Lately, our nation’s strategy for improving our schools is mostly limited to “getting tough” with teachers. Blaming teachers for poor outcomes, we spend almost all of our energy trying to control teachers’ behavior and school operations. But what if all of this is exactly the opposite of what is needed? What if teachers are the answer and not the problem? What if trusting teachers, and not controlling them, is the key to school success?
Examining the experiences of teachers who are already trusted to call the shots, this book answers: What would teachers do if they had the autonomy not just to make classroom decisions, but to collectively—with their colleagues—make the decisions influencing whole school success? Decisions such as school curriculum, how to allocate the school budget, and whom to hire.
Teachers with decision-making authority create the schools that many of us profess to want.
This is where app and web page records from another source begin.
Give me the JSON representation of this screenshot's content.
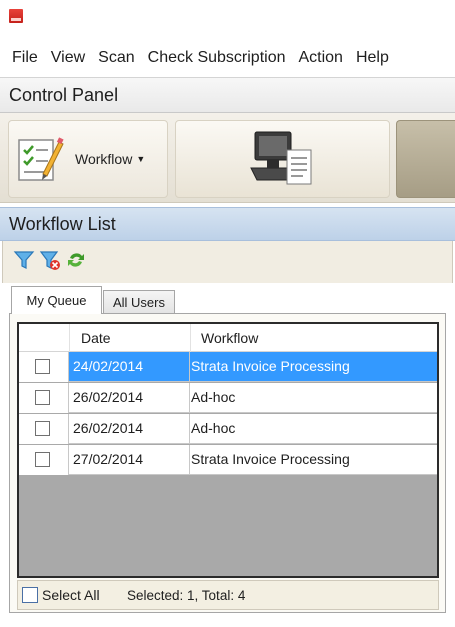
{
  "menu": [
    "File",
    "View",
    "Scan",
    "Check Subscription",
    "Action",
    "Help"
  ],
  "control_panel": {
    "title": "Control Panel",
    "workflow_button": "Workflow"
  },
  "workflow_list": {
    "title": "Workflow List",
    "toolbar_icons": [
      "filter-icon",
      "clear-filter-icon",
      "refresh-icon"
    ],
    "tabs": [
      "My Queue",
      "All Users"
    ],
    "columns": [
      "Date",
      "Workflow"
    ],
    "rows": [
      {
        "date": "24/02/2014",
        "workflow": "Strata Invoice Processing",
        "selected": true
      },
      {
        "date": "26/02/2014",
        "workflow": "Ad-hoc",
        "selected": false
      },
      {
        "date": "26/02/2014",
        "workflow": "Ad-hoc",
        "selected": false
      },
      {
        "date": "27/02/2014",
        "workflow": "Strata Invoice Processing",
        "selected": false
      }
    ],
    "select_all": "Select All",
    "status": "Selected: 1, Total: 4"
  },
  "colors": {
    "selection": "#3399ff",
    "header_blue": "#bdd1e8",
    "ribbon": "#e4dfd3"
  }
}
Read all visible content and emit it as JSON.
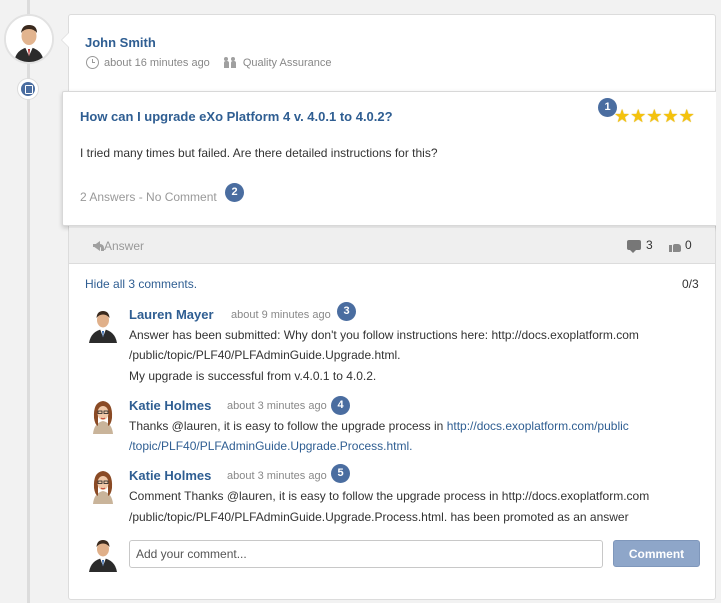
{
  "post": {
    "author": "John Smith",
    "time": "about 16 minutes ago",
    "space": "Quality Assurance"
  },
  "question": {
    "title": "How can I upgrade eXo Platform 4 v. 4.0.1 to 4.0.2?",
    "body": "I tried many times but failed. Are there detailed instructions for this?",
    "stats": "2 Answers - No Comment",
    "rating": 5
  },
  "actions": {
    "answer": "Answer",
    "comments": "3",
    "likes": "0"
  },
  "comments_section": {
    "hide_label": "Hide all 3 comments.",
    "ratio": "0/3"
  },
  "comments": [
    {
      "name": "Lauren Mayer",
      "time": "about 9 minutes ago",
      "line1": "Answer has been submitted: Why don't you follow instructions here: http://docs.exoplatform.com",
      "line2": "/public/topic/PLF40/PLFAdminGuide.Upgrade.html.",
      "line3": "My upgrade is successful from v.4.0.1 to 4.0.2."
    },
    {
      "name": "Katie Holmes",
      "time": "about 3 minutes ago",
      "line1_prefix": "Thanks @lauren, it is easy to follow the upgrade process in ",
      "line1_link": "http://docs.exoplatform.com/public",
      "line2_link": "/topic/PLF40/PLFAdminGuide.Upgrade.Process.html."
    },
    {
      "name": "Katie Holmes",
      "time": "about 3 minutes ago",
      "line1": "Comment Thanks @lauren, it is easy to follow the upgrade process in http://docs.exoplatform.com",
      "line2": "/public/topic/PLF40/PLFAdminGuide.Upgrade.Process.html. has been promoted as an answer"
    }
  ],
  "composer": {
    "placeholder": "Add your comment...",
    "button": "Comment"
  },
  "markers": [
    "1",
    "2",
    "3",
    "4",
    "5"
  ],
  "colors": {
    "link": "#2f5e92",
    "marker": "#4a6da0",
    "button": "#8ea6c9",
    "star": "#f4c20d"
  }
}
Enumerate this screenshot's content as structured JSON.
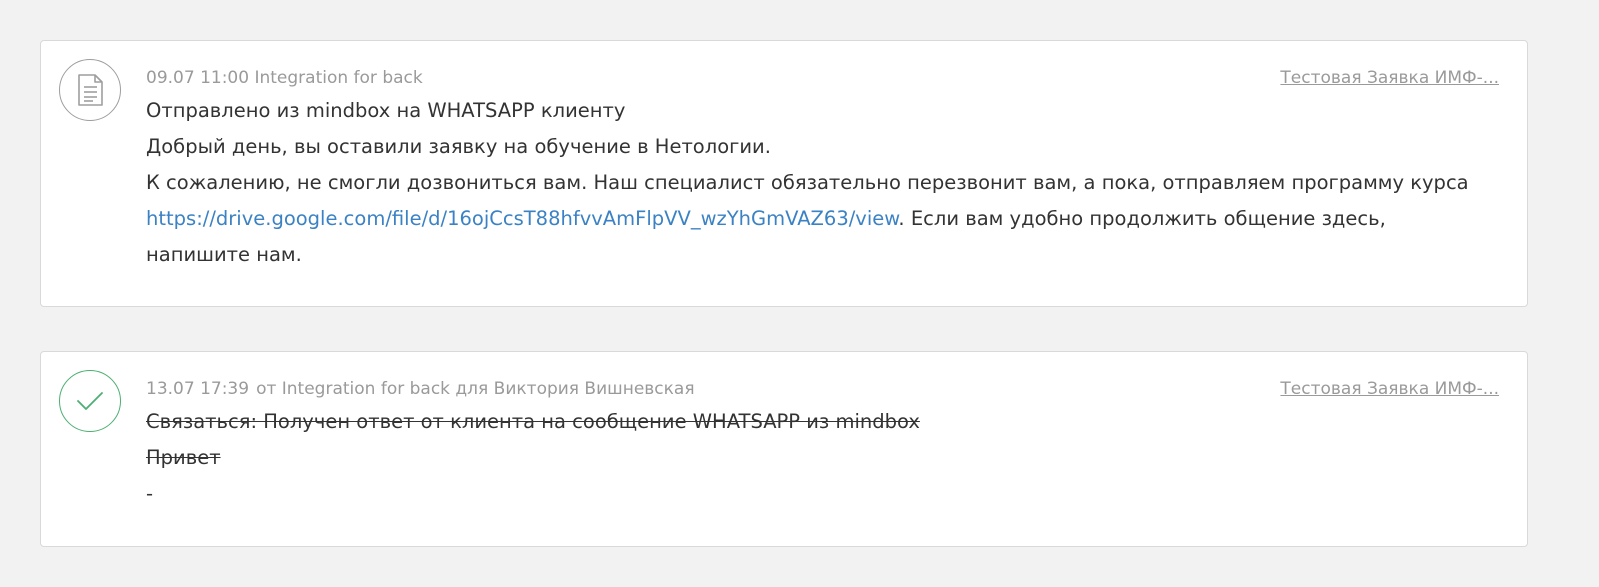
{
  "events": [
    {
      "icon": "document-icon",
      "datetime": "09.07 11:00",
      "author": "Integration for back",
      "deal_link": "Тестовая Заявка ИМФ-...",
      "title": "Отправлено из mindbox на WHATSAPP клиенту",
      "line1": "Добрый день, вы оставили заявку на обучение в Нетологии.",
      "body_before": "К сожалению, не смогли дозвониться вам. Наш специалист обязательно перезвонит вам, а пока, отправляем программу курса ",
      "url": "https://drive.google.com/file/d/16ojCcsT88hfvvAmFlpVV_wzYhGmVAZ63/view",
      "body_after": ". Если вам удобно продолжить общение здесь, напишите нам."
    },
    {
      "icon": "check-icon",
      "datetime": "13.07 17:39",
      "author_line": "от Integration for back для Виктория Вишневская",
      "deal_link": "Тестовая Заявка ИМФ-...",
      "task_title": "Связаться: Получен ответ от клиента на сообщение WHATSAPP из mindbox",
      "task_text": "Привет",
      "task_result": "-"
    }
  ],
  "colors": {
    "link": "#3b82c4",
    "meta": "#9a9a9a",
    "check": "#4caf73"
  }
}
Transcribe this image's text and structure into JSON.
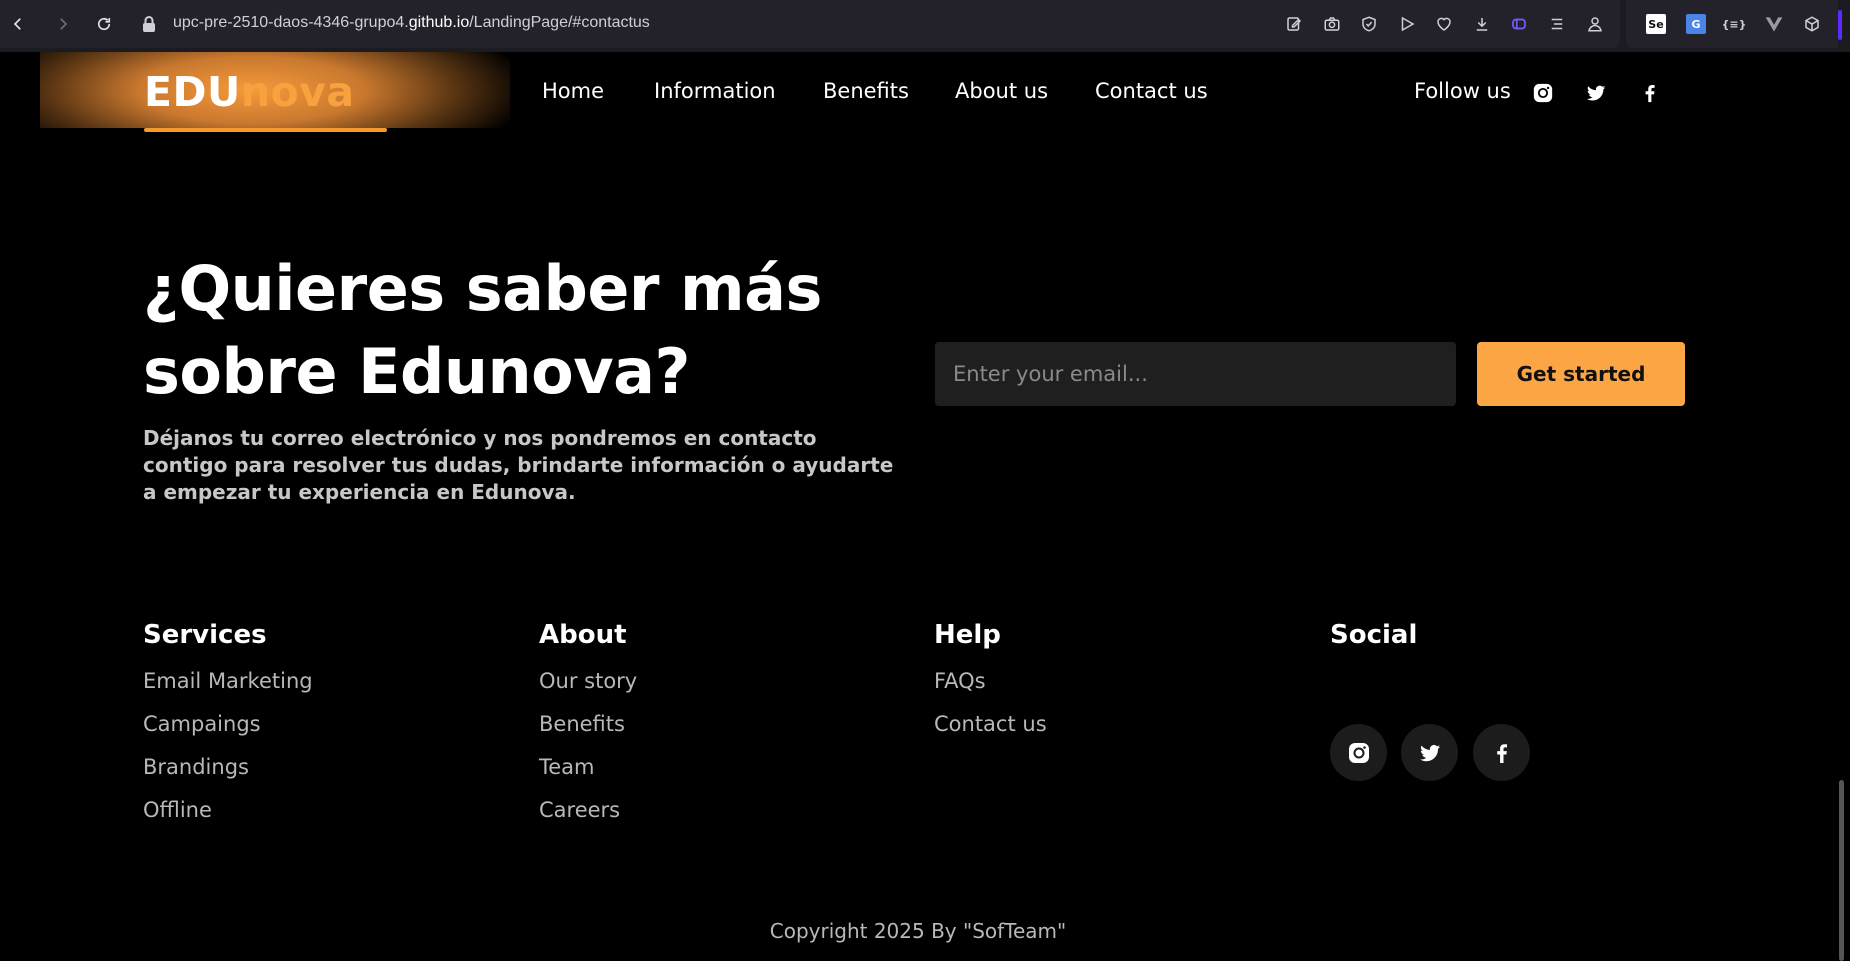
{
  "browser": {
    "url_prefix": "upc-pre-2510-daos-4346-grupo4.",
    "url_domain": "github.io",
    "url_path": "/LandingPage/#contactus",
    "ext_se_label": "Se",
    "ext_json_label": "{≡}"
  },
  "header": {
    "logo_edu": "EDU",
    "logo_nova": "nova",
    "nav": [
      "Home",
      "Information",
      "Benefits",
      "About us",
      "Contact us"
    ],
    "follow_label": "Follow us"
  },
  "hero": {
    "title_line1": "¿Quieres saber más",
    "title_line2": "sobre Edunova?",
    "description": "Déjanos tu correo electrónico y nos pondremos en contacto contigo para resolver tus dudas, brindarte información o ayudarte a empezar tu experiencia en Edunova.",
    "email_placeholder": "Enter your email...",
    "cta_label": "Get started"
  },
  "footer": {
    "services": {
      "title": "Services",
      "links": [
        "Email Marketing",
        "Campaings",
        "Brandings",
        "Offline"
      ]
    },
    "about": {
      "title": "About",
      "links": [
        "Our story",
        "Benefits",
        "Team",
        "Careers"
      ]
    },
    "help": {
      "title": "Help",
      "links": [
        "FAQs",
        "Contact us"
      ]
    },
    "social": {
      "title": "Social",
      "icons": [
        "instagram-icon",
        "twitter-icon",
        "facebook-icon"
      ]
    },
    "copyright": "Copyright 2025 By \"SofTeam\""
  },
  "colors": {
    "accent": "#fca544",
    "logo_nova": "#f7a13f",
    "background": "#000000",
    "input_bg": "#1f1f1f",
    "social_circle_bg": "#1c1c1c"
  }
}
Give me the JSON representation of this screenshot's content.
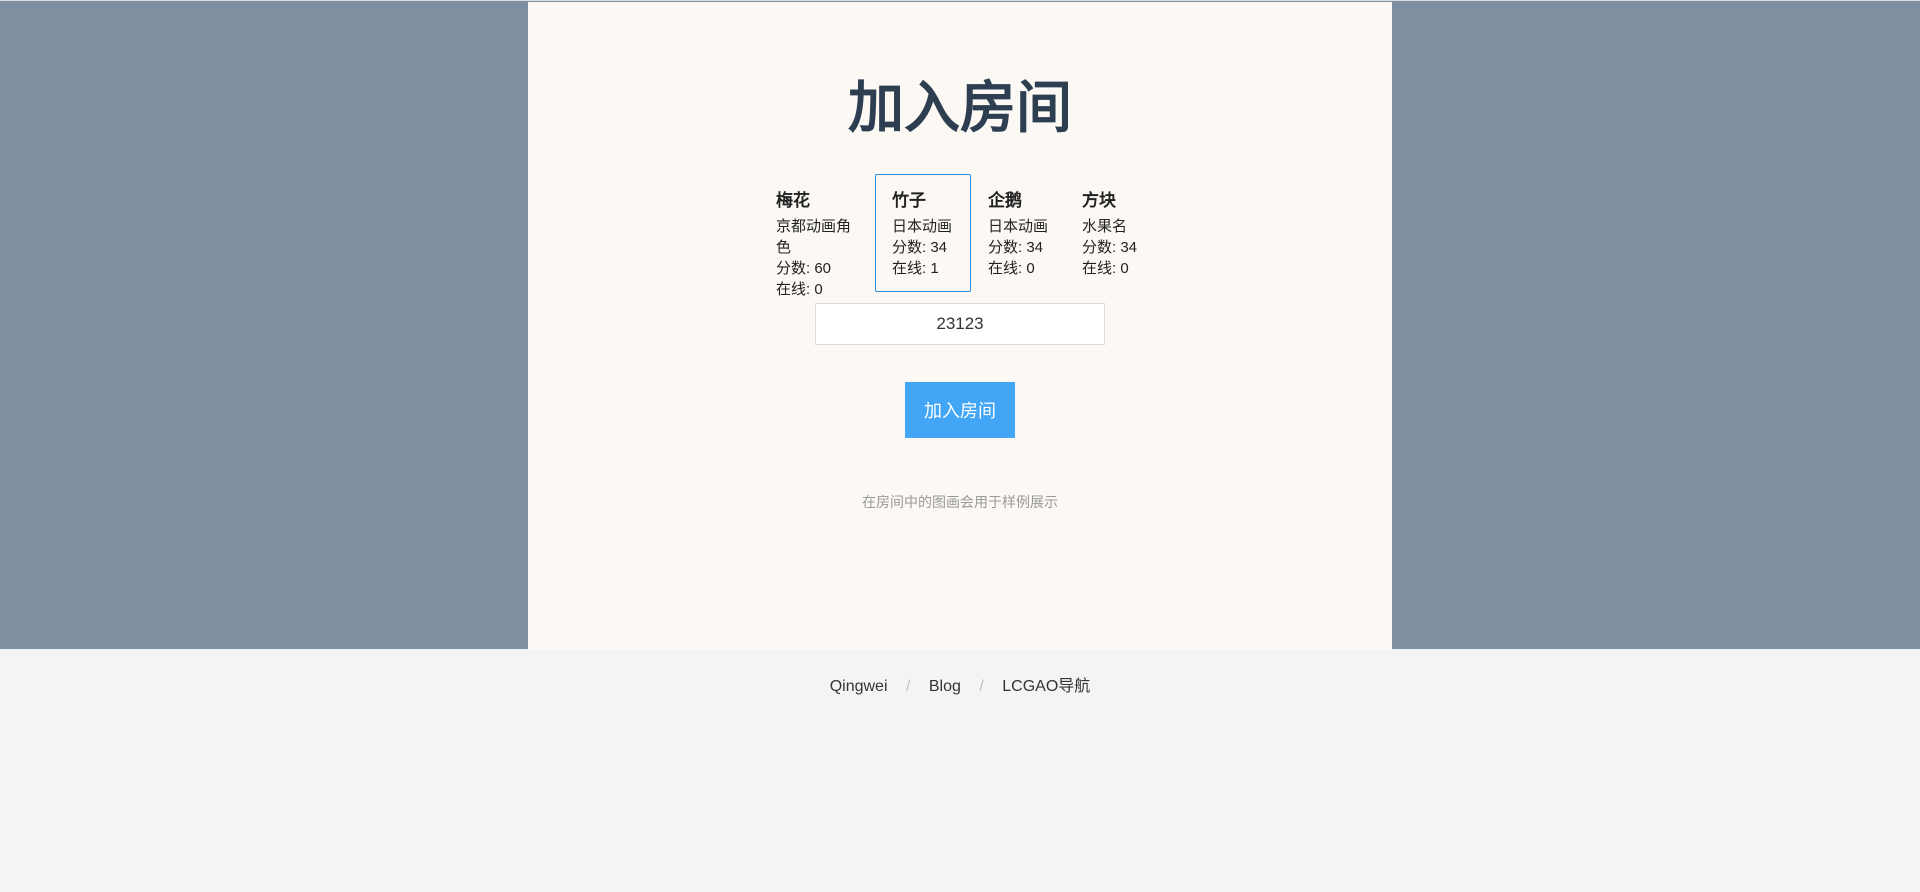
{
  "page": {
    "title": "加入房间",
    "hint": "在房间中的图画会用于样例展示"
  },
  "rooms": [
    {
      "name": "梅花",
      "category": "京都动画角色",
      "score": "分数: 60",
      "online": "在线: 0",
      "selected": false
    },
    {
      "name": "竹子",
      "category": "日本动画",
      "score": "分数: 34",
      "online": "在线: 1",
      "selected": true
    },
    {
      "name": "企鹅",
      "category": "日本动画",
      "score": "分数: 34",
      "online": "在线: 0",
      "selected": false
    },
    {
      "name": "方块",
      "category": "水果名",
      "score": "分数: 34",
      "online": "在线: 0",
      "selected": false
    }
  ],
  "room_input": {
    "value": "23123"
  },
  "join_button": {
    "label": "加入房间"
  },
  "footer": {
    "links": [
      "Qingwei",
      "Blog",
      "LCGAO导航"
    ],
    "separator": "/"
  },
  "colors": {
    "page_band": "#7f8fa2",
    "card_background": "#fcf9f5",
    "footer_background": "#f4f4f4",
    "title": "#2c3e50",
    "accent": "#42a5f5",
    "selected_border": "#2b8be6"
  }
}
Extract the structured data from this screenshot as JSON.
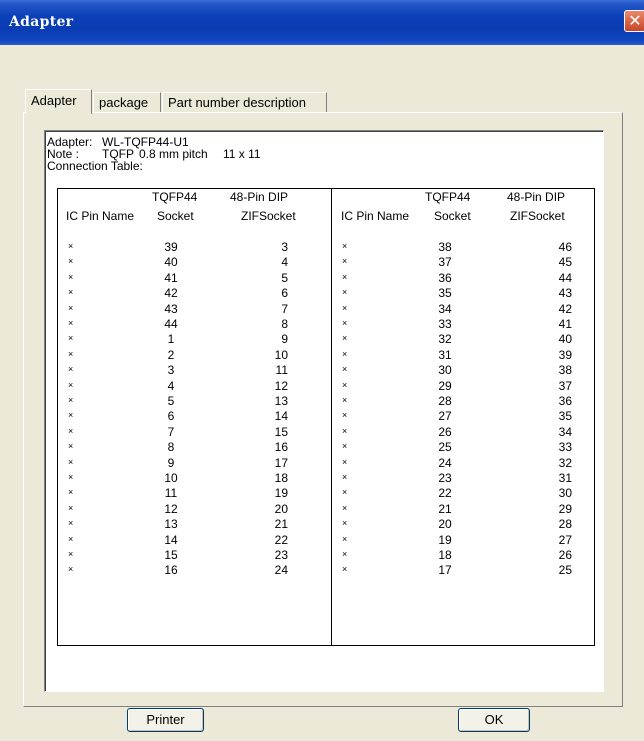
{
  "window": {
    "title": "Adapter",
    "close_symbol": "✕"
  },
  "tabs": [
    {
      "label": "Adapter",
      "active": true
    },
    {
      "label": "package",
      "active": false
    },
    {
      "label": "Part number description",
      "active": false
    }
  ],
  "adapter_info": {
    "adapter_label": "Adapter:",
    "adapter_value": "WL-TQFP44-U1",
    "note_label": "Note :",
    "note_pkg": "TQFP",
    "note_pitch": "0.8 mm pitch",
    "note_size": "11 x 11",
    "table_label": "Connection Table:"
  },
  "table": {
    "headers": {
      "socket_top": "TQFP44",
      "dip_top": "48-Pin DIP",
      "pin_name": "IC Pin Name",
      "socket_bottom": "Socket",
      "dip_bottom": "ZIFSocket"
    },
    "rows": [
      {
        "n": "×",
        "ls": "39",
        "ld": "3",
        "rn": "×",
        "rs": "38",
        "rd": "46"
      },
      {
        "n": "×",
        "ls": "40",
        "ld": "4",
        "rn": "×",
        "rs": "37",
        "rd": "45"
      },
      {
        "n": "×",
        "ls": "41",
        "ld": "5",
        "rn": "×",
        "rs": "36",
        "rd": "44"
      },
      {
        "n": "×",
        "ls": "42",
        "ld": "6",
        "rn": "×",
        "rs": "35",
        "rd": "43"
      },
      {
        "n": "×",
        "ls": "43",
        "ld": "7",
        "rn": "×",
        "rs": "34",
        "rd": "42"
      },
      {
        "n": "×",
        "ls": "44",
        "ld": "8",
        "rn": "×",
        "rs": "33",
        "rd": "41"
      },
      {
        "n": "×",
        "ls": "1",
        "ld": "9",
        "rn": "×",
        "rs": "32",
        "rd": "40"
      },
      {
        "n": "×",
        "ls": "2",
        "ld": "10",
        "rn": "×",
        "rs": "31",
        "rd": "39"
      },
      {
        "n": "×",
        "ls": "3",
        "ld": "11",
        "rn": "×",
        "rs": "30",
        "rd": "38"
      },
      {
        "n": "×",
        "ls": "4",
        "ld": "12",
        "rn": "×",
        "rs": "29",
        "rd": "37"
      },
      {
        "n": "×",
        "ls": "5",
        "ld": "13",
        "rn": "×",
        "rs": "28",
        "rd": "36"
      },
      {
        "n": "×",
        "ls": "6",
        "ld": "14",
        "rn": "×",
        "rs": "27",
        "rd": "35"
      },
      {
        "n": "×",
        "ls": "7",
        "ld": "15",
        "rn": "×",
        "rs": "26",
        "rd": "34"
      },
      {
        "n": "×",
        "ls": "8",
        "ld": "16",
        "rn": "×",
        "rs": "25",
        "rd": "33"
      },
      {
        "n": "×",
        "ls": "9",
        "ld": "17",
        "rn": "×",
        "rs": "24",
        "rd": "32"
      },
      {
        "n": "×",
        "ls": "10",
        "ld": "18",
        "rn": "×",
        "rs": "23",
        "rd": "31"
      },
      {
        "n": "×",
        "ls": "11",
        "ld": "19",
        "rn": "×",
        "rs": "22",
        "rd": "30"
      },
      {
        "n": "×",
        "ls": "12",
        "ld": "20",
        "rn": "×",
        "rs": "21",
        "rd": "29"
      },
      {
        "n": "×",
        "ls": "13",
        "ld": "21",
        "rn": "×",
        "rs": "20",
        "rd": "28"
      },
      {
        "n": "×",
        "ls": "14",
        "ld": "22",
        "rn": "×",
        "rs": "19",
        "rd": "27"
      },
      {
        "n": "×",
        "ls": "15",
        "ld": "23",
        "rn": "×",
        "rs": "18",
        "rd": "26"
      },
      {
        "n": "×",
        "ls": "16",
        "ld": "24",
        "rn": "×",
        "rs": "17",
        "rd": "25"
      }
    ]
  },
  "buttons": {
    "printer": "Printer",
    "ok": "OK"
  }
}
They individualize learning. Their students are active (not passive) learners who gain academic and life skills. The teachers create school cultures that are the same as those in high-performing organizations. They accept accountability and innovate, and make efficient use of resources. These promising results suggest: it’s time to trust teachers.